12 October 2007

Delving into the Dingly Dell

Interviews are a great way to get the background to important areas, but too often they concentrate on the big names (and I'm guiltier than most). So it's refreshing to come across somebody unknown but with an interesting perspective on things - in this case, Dell's embrace of GNU/Linux for ordinary users, seen through eyes of John Hull, manager of the Linux Engineering team there:

Ubuntu is already a great Linux distribution, so we try to only make changes where we can add value. Our primary focus is to get all necessary hardware support and bug fixes into the distribution itself, so that we don't have to make any changes to the shipping code. For those important bugs or hardware support that don't make the distribution, we'll make modifications to the factory-installed image as necessary. We add driver packages and scripts on top of the standard operating system to make sure our the customer experience is as nice as possible. Up to this point we have tried to minimize the changes we have made.

2 comments:

Peter Rock said...

"In the future, we may add additional applications (such as better multimedia capabilities, improved device control applets, or additional browser plugins), or possibly make user interface tweaks such as changing the default Compiz Fusion settings or improved desktop usability, but that will depend on customer feedback."
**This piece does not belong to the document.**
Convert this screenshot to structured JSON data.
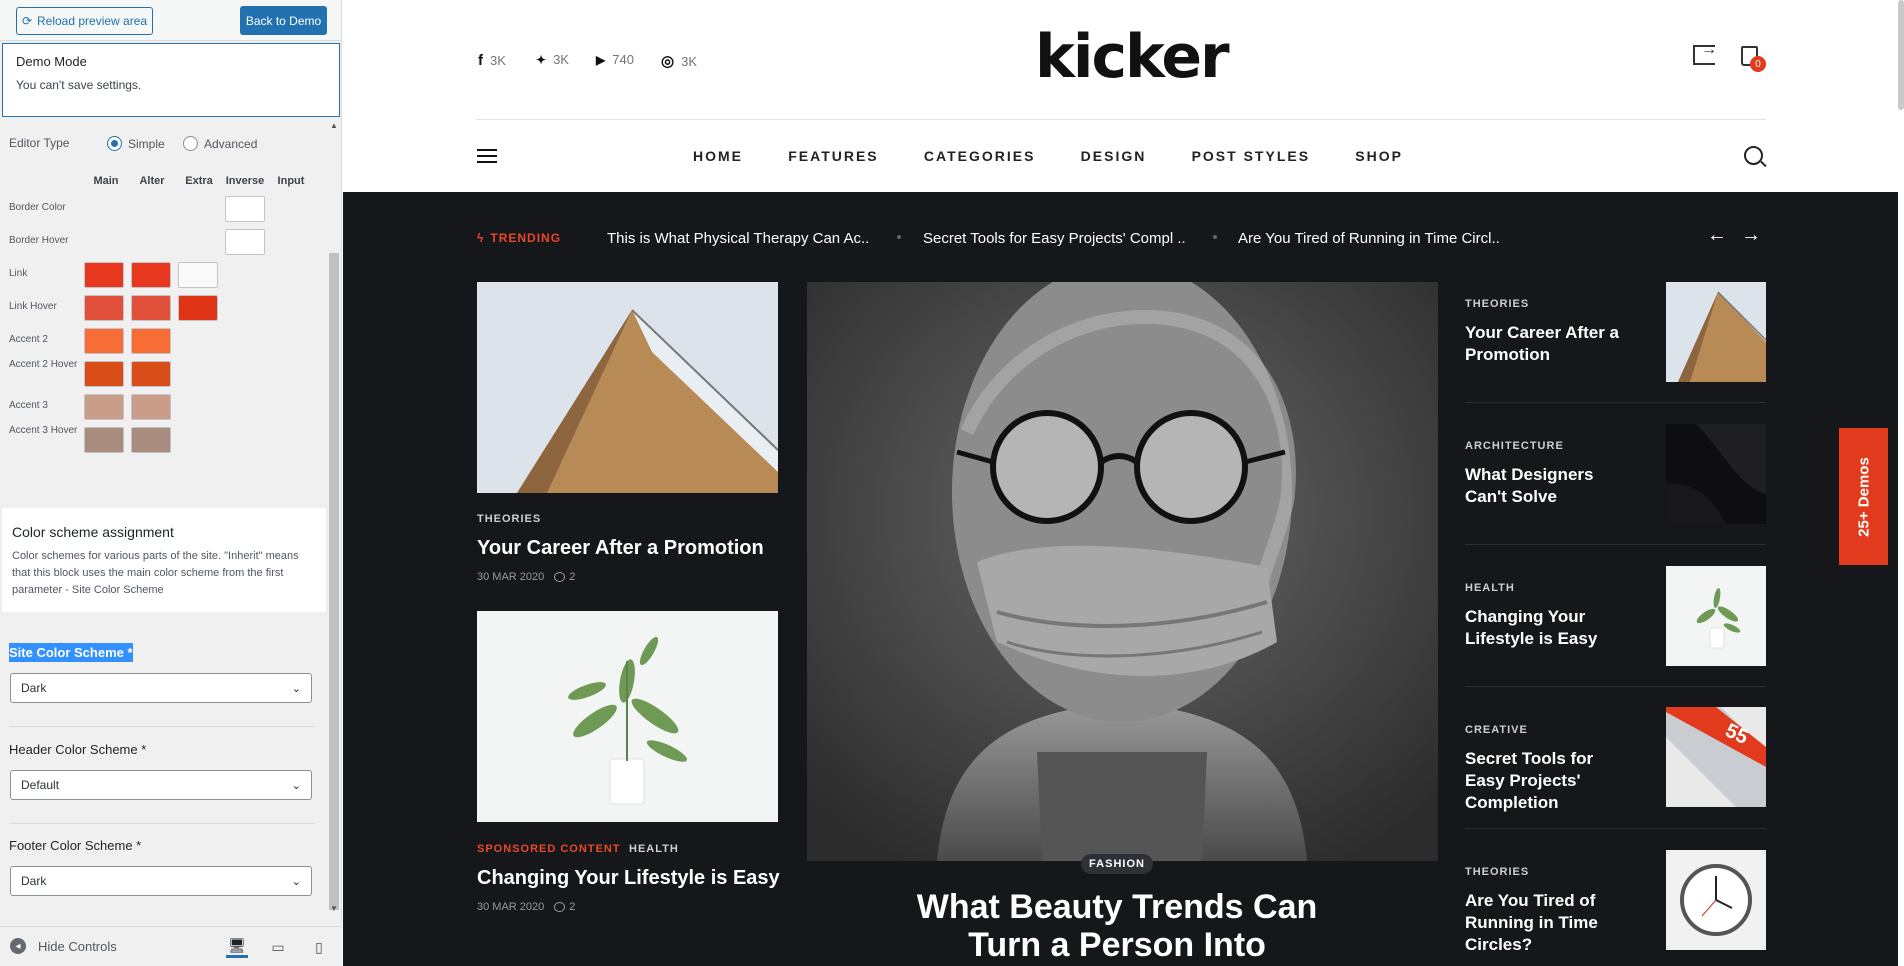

"Value added"? Perhaps. But the free software community will watch this very closely. I think it might be a HUGE mistake if some ignorant CEO up top doesn't get the fact that there are many who will immediately cry "value SUBTRACTED!" if Dell starts stacking non-free software on a system to go beyond just getting it "to work". One can sympathize with a short-term compromise using proprietary code in order to get an otherwise useless machine functioning...but going beyond that will lead to valid finger pointing. And valid finger pointing means a lot when your audience is as savvy and socially conscious as many "Linux" users are.

glyn moody said...

It's probably inevitable that they'll make some mistakes, but I think they're trying hard to learn. A few *gentle* nudges will probably help.